INPUT DATA:
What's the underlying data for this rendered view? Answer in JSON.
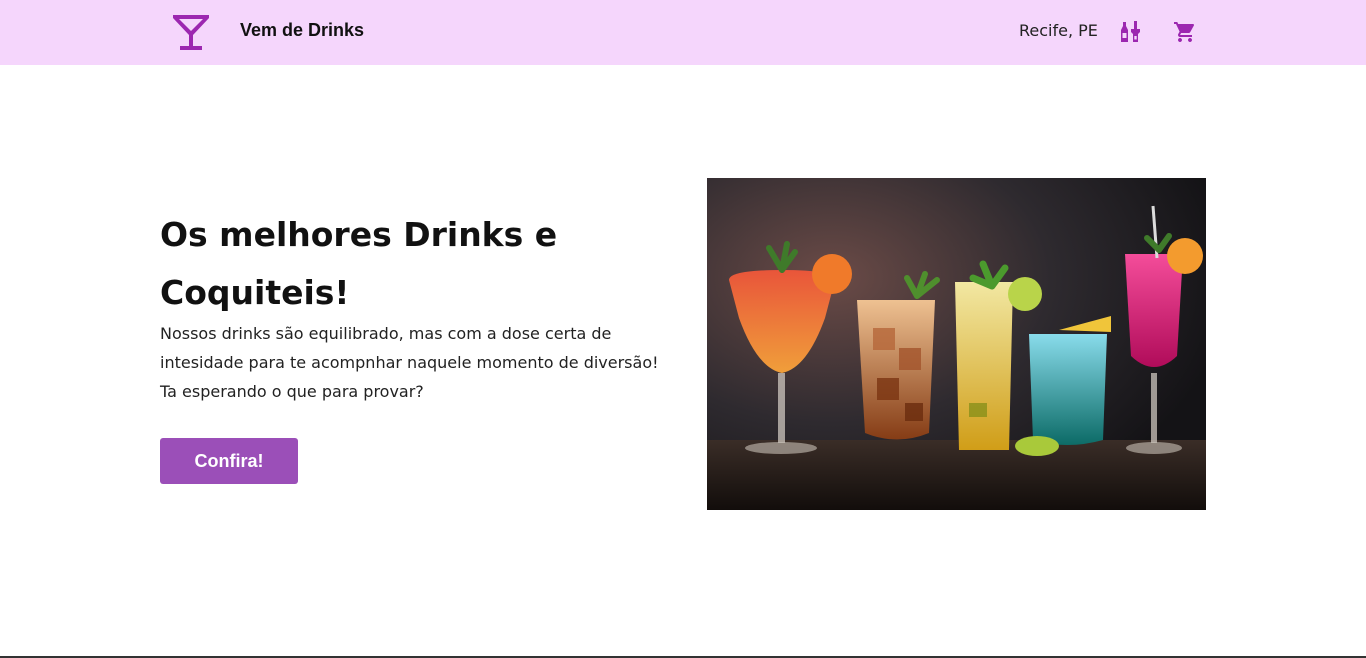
{
  "header": {
    "brand": "Vem de Drinks",
    "location": "Recife, PE",
    "icons": {
      "logo": "cocktail-glass-icon",
      "bottles": "liquor-bottles-icon",
      "cart": "shopping-cart-icon"
    }
  },
  "hero": {
    "title": "Os melhores Drinks e Coquiteis!",
    "description": "Nossos drinks são equilibrado, mas com a dose certa de intesidade para te acompnhar naquele momento de diversão! Ta esperando o que para provar?",
    "cta_label": "Confira!",
    "image": "five colorful cocktails on a dark bar counter"
  },
  "colors": {
    "header_bg": "#f5d6fc",
    "accent": "#9b4fb8",
    "icon": "#9c27b0"
  }
}
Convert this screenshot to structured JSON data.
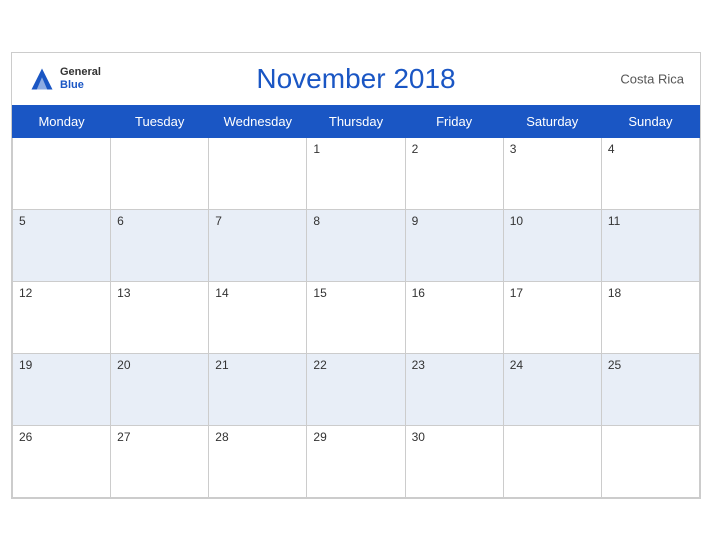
{
  "header": {
    "title": "November 2018",
    "country": "Costa Rica",
    "logo_general": "General",
    "logo_blue": "Blue"
  },
  "weekdays": [
    "Monday",
    "Tuesday",
    "Wednesday",
    "Thursday",
    "Friday",
    "Saturday",
    "Sunday"
  ],
  "weeks": [
    [
      null,
      null,
      null,
      1,
      2,
      3,
      4
    ],
    [
      5,
      6,
      7,
      8,
      9,
      10,
      11
    ],
    [
      12,
      13,
      14,
      15,
      16,
      17,
      18
    ],
    [
      19,
      20,
      21,
      22,
      23,
      24,
      25
    ],
    [
      26,
      27,
      28,
      29,
      30,
      null,
      null
    ]
  ],
  "shaded_rows": [
    1,
    3
  ]
}
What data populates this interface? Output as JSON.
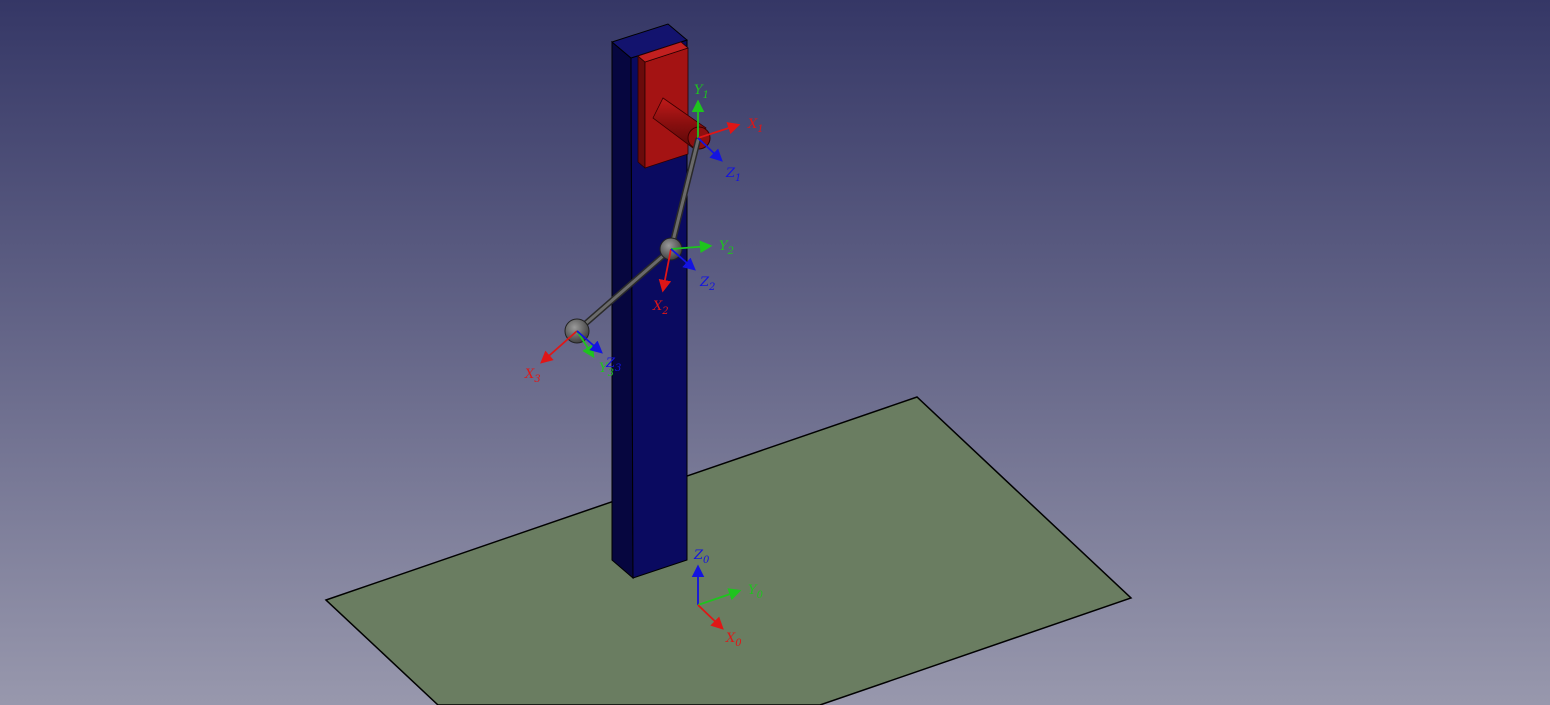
{
  "viewport": {
    "background_top": "#353766",
    "background_bottom": "#9898ad"
  },
  "scene": {
    "ground_color": "#6a7d61",
    "column_front_color": "#0a0a60",
    "column_side_color": "#06063f",
    "column_top_color": "#13136e",
    "plate_color": "#a41313",
    "plate_dark_color": "#6a0b0b",
    "link_color": "#555555",
    "joint_color": "#6c6c6c"
  },
  "axis_colors": {
    "x": "#e01616",
    "y": "#1ec41e",
    "z": "#1414e0"
  },
  "frames": {
    "frame0": {
      "x": {
        "letter": "X",
        "sub": "0"
      },
      "y": {
        "letter": "Y",
        "sub": "0"
      },
      "z": {
        "letter": "Z",
        "sub": "0"
      }
    },
    "frame1": {
      "x": {
        "letter": "X",
        "sub": "1"
      },
      "y": {
        "letter": "Y",
        "sub": "1"
      },
      "z": {
        "letter": "Z",
        "sub": "1"
      }
    },
    "frame2": {
      "x": {
        "letter": "X",
        "sub": "2"
      },
      "y": {
        "letter": "Y",
        "sub": "2"
      },
      "z": {
        "letter": "Z",
        "sub": "2"
      }
    },
    "frame3": {
      "x": {
        "letter": "X",
        "sub": "3"
      },
      "y": {
        "letter": "Y",
        "sub": "3"
      },
      "z": {
        "letter": "Z",
        "sub": "3"
      }
    }
  }
}
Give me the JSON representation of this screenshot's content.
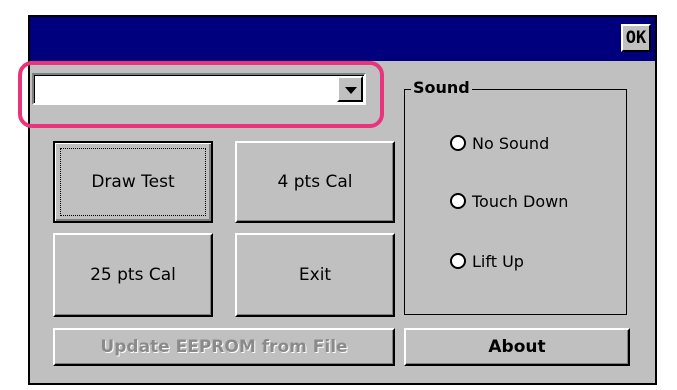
{
  "window": {
    "ok_label": "OK"
  },
  "combo": {
    "value": ""
  },
  "buttons": {
    "draw_test": "Draw Test",
    "four_pts_cal": "4 pts Cal",
    "twentyfive_pts_cal": "25 pts Cal",
    "exit": "Exit",
    "update_eeprom": "Update EEPROM from File",
    "about": "About"
  },
  "sound": {
    "group_label": "Sound",
    "options": [
      {
        "label": "No Sound",
        "selected": false
      },
      {
        "label": "Touch Down",
        "selected": false
      },
      {
        "label": "Lift Up",
        "selected": false
      }
    ]
  },
  "colors": {
    "titlebar": "#00007f",
    "face": "#c0c0c0",
    "highlight_ring": "#e8347b"
  }
}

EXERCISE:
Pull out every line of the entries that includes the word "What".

WRITTEN ANSWER:
What's the underlying data for this rendered view? Answer in JSON.
What data populates this interface? Output as JSON.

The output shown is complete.